|International Classification||F16L23/08, F16L17/04|
|Cooperative Classification||F16L17/04, F16L23/08|
|European Classification||F16L23/08, F16L17/04|
|Sep 23, 1981||AS||Assignment|
Owner name: GRINNELL FIRE PROTECTION SYSTEMS COMPANY, INC., 14
Free format text: ASSIGNMENT OF ASSIGNORS INTEREST.;ASSIGNOR:BEUKEMA, JOHN A.;REEL/FRAME:003925/0443
Effective date: 19810921
|Jan 14, 1987||FPAY||Fee payment|
Year of fee payment: 4
|Aug 28, 1987||AS||Assignment|
Owner name: GRINNELL CORPORATION
Free format text: CHANGE OF NAME;ASSIGNOR:GRINNELL FIRE PROTECTION SYSTEMS COMPANY, INC.;REEL/FRAME:004761/0886
Effective date: 19860214
|May 14, 1991||REMI||Maintenance fee reminder mailed|
|Oct 13, 1991||LAPS||Lapse for failure to pay maintenance fees|
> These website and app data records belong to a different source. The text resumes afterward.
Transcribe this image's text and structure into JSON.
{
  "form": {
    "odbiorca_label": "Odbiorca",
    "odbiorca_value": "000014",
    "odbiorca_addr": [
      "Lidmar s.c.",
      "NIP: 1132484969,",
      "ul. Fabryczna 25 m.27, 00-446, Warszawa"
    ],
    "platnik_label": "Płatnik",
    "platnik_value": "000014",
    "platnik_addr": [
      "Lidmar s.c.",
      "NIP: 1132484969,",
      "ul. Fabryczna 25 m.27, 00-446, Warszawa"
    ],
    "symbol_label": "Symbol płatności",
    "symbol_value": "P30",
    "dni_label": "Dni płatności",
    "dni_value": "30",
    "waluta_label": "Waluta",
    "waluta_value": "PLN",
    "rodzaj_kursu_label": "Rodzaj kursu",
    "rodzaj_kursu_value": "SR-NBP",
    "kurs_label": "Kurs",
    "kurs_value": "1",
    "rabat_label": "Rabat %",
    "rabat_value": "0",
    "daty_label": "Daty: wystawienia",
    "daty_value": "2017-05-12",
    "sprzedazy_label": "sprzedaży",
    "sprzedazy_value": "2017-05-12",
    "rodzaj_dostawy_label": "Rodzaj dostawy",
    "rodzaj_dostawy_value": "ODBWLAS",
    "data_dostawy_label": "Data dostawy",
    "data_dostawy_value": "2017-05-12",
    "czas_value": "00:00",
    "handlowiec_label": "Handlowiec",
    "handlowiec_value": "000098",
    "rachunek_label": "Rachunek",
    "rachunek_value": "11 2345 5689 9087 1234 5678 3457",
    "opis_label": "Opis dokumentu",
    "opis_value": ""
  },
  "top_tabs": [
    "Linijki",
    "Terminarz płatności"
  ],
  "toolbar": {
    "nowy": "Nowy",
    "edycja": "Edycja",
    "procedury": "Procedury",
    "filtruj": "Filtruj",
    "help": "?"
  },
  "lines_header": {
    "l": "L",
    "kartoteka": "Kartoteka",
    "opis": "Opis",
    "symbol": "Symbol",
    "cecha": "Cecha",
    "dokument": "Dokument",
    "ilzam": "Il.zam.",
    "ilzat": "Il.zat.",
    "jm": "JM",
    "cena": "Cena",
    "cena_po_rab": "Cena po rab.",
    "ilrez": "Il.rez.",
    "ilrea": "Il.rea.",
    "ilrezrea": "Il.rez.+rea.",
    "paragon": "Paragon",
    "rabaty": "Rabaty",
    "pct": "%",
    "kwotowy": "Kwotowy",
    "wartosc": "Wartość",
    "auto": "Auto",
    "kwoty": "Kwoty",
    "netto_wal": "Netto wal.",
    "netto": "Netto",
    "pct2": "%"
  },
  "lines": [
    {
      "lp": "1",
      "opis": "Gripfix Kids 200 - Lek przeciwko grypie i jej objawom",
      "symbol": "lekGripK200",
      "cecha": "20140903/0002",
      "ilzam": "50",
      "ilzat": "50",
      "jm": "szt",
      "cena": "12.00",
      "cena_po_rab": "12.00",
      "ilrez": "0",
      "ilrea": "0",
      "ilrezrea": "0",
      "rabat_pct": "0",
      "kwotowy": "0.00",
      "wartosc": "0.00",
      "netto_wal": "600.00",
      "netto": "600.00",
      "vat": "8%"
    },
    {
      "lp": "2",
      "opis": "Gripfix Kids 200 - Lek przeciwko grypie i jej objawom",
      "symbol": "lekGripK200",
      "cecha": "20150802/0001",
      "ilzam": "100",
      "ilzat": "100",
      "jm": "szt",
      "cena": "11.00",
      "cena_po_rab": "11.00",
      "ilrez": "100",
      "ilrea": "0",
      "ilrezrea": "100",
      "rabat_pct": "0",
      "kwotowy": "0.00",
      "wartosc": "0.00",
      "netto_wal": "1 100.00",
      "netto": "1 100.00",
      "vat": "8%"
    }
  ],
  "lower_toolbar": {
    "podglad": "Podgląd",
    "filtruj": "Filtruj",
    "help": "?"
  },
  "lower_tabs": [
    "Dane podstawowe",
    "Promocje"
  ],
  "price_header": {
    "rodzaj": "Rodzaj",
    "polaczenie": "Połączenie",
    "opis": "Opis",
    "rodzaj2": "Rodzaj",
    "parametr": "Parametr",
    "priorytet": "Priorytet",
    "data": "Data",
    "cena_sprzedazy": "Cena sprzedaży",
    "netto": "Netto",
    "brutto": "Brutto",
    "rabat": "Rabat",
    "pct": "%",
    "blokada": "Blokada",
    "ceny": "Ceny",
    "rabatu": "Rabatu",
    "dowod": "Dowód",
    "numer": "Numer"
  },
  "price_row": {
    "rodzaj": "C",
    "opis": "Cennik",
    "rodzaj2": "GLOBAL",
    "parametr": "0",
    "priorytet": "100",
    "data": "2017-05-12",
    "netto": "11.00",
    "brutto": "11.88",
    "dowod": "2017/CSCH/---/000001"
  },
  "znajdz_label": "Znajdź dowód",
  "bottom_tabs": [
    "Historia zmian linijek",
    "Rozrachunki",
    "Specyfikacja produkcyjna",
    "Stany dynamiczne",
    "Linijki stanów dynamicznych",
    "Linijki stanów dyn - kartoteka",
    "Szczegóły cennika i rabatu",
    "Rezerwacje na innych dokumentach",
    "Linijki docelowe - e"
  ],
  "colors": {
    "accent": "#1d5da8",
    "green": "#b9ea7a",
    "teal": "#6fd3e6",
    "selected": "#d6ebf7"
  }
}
|Dec 24, 1991||FP||Expired due to failure to pay maintenance fee|
Effective date: 19911013